LPs monitor the denominator effect

US pension plans are torn between curbing private equity commitments to stay on target or increasing their exposure to boost returns.

American retirement systems are being forced to review their yearly commitment levels to private equity in anticipation of the dreaded denominator effect. This is when a drop in public securities exposure due to underperformance means the size of the private equity portfolio is bigger than it should be, relative to a plan’s overall size.

However, with most asset classes offering low return prospects, private equity remains one of the better places, if not the best, for pensions to find attractive returns to fund their retirement plans.

The stock market has been on a long positive run since the last crisis, but, in the past year and a half, it has also experienced bouts of volatility. In fixed income, the Federal Reserve is considering an increase in interest rates, meaning the bull run in that space may be nearing its end.

“There’s so much unease in the market,” says David Fann, president and chief executive of investment advisor TorreyCove Capital Partners. “Most bull markets haven’t lasted this long. Investors think we’re overdue for a correction.”

With that in mind, some pension plans like Employees Retirement System of Texas are forecasting lower growth in the next few years for their overall trust. Texas ERS, which has $25 billion in assets, is now assuming 4 percent for the next few years, revised from 8 percent. This, in turn, has prompted it to lower planned commitments for private equity for 2017 to $750 million from $950 million this year. If the pension plan were to continue to commit the larger amount, it would surpass its 10 percent allocation to private equity because of the denominator effect. The Ohio Police & Fire Pension Fund has also lowered its planned commitment level for private equity for 2016 for the same reason.

Pension plans curbing their commitments, like Texas ERS and Ohio Police and Fire, remain in the mino-rity and the denominator effect is yet to kick in. But private equity is facing its own challenges: high purchase multiples and plenty of dry powder, which could lead to lower returns.

Yet despite these prospects, there aren’t many other asset classes, if any, that can offer similar results.

In its latest 10-Year Capital Market Return Assumptions report, BNY Mellon Fiduciary Solutions forecast that private and venture capital would provide the highest 10-year expected average returns from 2016 to 2025 among all asset classes, at 9.1 percent, followed closely by emerging market equities at 8.9 percent. US equities would stand at 7.2 percent.

“The reality is that there’s nowhere else for them to go,” says Fann.

“It’s hard to get away from private equity. Fixed income yield is very low.
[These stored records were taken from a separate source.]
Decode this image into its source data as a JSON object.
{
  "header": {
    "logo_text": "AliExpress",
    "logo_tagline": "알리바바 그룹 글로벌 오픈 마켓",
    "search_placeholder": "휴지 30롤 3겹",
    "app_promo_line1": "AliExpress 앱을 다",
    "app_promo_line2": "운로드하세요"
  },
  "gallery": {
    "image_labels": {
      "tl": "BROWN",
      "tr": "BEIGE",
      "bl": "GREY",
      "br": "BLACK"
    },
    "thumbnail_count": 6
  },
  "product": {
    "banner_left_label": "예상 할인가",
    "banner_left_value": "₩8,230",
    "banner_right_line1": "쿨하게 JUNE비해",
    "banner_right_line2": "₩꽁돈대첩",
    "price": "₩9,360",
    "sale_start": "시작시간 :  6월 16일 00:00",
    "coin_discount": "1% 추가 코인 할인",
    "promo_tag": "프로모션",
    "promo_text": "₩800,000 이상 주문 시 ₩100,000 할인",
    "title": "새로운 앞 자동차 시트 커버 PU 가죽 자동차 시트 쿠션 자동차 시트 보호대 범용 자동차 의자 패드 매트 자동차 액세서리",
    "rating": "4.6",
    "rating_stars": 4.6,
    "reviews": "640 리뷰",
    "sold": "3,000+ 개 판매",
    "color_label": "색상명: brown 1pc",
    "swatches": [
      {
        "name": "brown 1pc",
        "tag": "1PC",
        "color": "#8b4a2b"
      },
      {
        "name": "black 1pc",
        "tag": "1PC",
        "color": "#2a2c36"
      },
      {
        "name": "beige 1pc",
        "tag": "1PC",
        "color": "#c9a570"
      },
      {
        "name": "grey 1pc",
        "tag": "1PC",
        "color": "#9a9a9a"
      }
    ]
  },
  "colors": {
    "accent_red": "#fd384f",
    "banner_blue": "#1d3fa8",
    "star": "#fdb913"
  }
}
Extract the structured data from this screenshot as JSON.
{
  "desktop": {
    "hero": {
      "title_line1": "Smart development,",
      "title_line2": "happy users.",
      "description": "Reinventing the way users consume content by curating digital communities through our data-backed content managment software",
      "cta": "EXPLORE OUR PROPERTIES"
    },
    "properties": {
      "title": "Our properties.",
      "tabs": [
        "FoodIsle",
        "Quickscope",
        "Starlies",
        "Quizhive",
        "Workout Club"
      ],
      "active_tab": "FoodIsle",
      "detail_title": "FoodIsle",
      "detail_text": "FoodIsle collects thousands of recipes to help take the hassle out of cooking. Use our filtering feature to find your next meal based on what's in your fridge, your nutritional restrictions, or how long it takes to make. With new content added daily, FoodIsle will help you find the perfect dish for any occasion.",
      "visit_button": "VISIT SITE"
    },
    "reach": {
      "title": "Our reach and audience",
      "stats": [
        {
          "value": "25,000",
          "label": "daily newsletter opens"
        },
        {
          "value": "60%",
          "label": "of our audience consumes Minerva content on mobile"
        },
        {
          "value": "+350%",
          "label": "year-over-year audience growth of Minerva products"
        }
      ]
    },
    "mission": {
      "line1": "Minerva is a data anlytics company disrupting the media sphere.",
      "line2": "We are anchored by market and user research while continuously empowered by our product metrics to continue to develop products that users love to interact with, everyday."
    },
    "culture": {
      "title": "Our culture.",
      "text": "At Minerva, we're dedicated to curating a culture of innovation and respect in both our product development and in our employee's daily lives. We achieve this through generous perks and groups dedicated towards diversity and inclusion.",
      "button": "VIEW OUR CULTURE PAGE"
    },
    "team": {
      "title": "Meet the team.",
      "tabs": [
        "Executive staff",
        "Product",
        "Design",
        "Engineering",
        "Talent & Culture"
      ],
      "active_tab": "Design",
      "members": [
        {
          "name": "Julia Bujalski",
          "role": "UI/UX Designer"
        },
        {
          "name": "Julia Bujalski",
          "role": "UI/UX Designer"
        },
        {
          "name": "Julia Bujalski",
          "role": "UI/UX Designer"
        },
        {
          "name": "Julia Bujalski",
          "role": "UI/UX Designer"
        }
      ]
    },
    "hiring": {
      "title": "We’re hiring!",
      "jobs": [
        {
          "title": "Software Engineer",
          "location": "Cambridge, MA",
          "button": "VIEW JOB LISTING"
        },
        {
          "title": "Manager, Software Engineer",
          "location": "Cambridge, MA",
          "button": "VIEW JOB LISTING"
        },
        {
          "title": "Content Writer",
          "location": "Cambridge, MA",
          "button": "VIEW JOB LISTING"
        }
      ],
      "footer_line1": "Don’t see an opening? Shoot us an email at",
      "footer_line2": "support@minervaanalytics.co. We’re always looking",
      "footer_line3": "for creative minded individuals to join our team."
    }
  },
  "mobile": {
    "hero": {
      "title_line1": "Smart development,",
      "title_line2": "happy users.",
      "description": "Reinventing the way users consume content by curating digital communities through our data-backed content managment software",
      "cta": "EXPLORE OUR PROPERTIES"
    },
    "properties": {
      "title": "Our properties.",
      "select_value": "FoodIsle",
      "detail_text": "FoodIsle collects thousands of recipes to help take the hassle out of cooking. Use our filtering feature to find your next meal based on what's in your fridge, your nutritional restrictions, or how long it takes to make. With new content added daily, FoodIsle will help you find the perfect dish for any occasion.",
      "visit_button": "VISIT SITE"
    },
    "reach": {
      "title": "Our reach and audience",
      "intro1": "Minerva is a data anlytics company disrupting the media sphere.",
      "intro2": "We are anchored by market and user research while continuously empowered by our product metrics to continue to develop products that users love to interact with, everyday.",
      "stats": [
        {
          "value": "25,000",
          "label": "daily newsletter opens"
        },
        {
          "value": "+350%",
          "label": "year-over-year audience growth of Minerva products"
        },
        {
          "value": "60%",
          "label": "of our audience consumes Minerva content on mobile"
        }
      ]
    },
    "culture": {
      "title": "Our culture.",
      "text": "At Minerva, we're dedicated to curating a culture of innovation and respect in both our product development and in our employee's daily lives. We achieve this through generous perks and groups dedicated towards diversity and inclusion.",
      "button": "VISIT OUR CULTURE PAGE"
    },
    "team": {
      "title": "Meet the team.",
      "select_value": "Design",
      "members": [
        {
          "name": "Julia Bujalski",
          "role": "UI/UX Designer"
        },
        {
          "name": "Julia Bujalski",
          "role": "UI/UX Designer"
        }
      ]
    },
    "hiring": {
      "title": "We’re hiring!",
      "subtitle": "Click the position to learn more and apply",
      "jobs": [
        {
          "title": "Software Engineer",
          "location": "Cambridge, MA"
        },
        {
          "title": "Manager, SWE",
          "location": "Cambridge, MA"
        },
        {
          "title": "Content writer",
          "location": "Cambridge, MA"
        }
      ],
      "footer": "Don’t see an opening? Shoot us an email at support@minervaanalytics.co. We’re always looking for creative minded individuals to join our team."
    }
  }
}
Hedge funds have had a very bad last year. Private equity has been one of the best performing asset classes. Some believe it’s riskier but it has outperformed.”

The private equity industry is likely to continue to benefit from the underperformance of these other asset classes.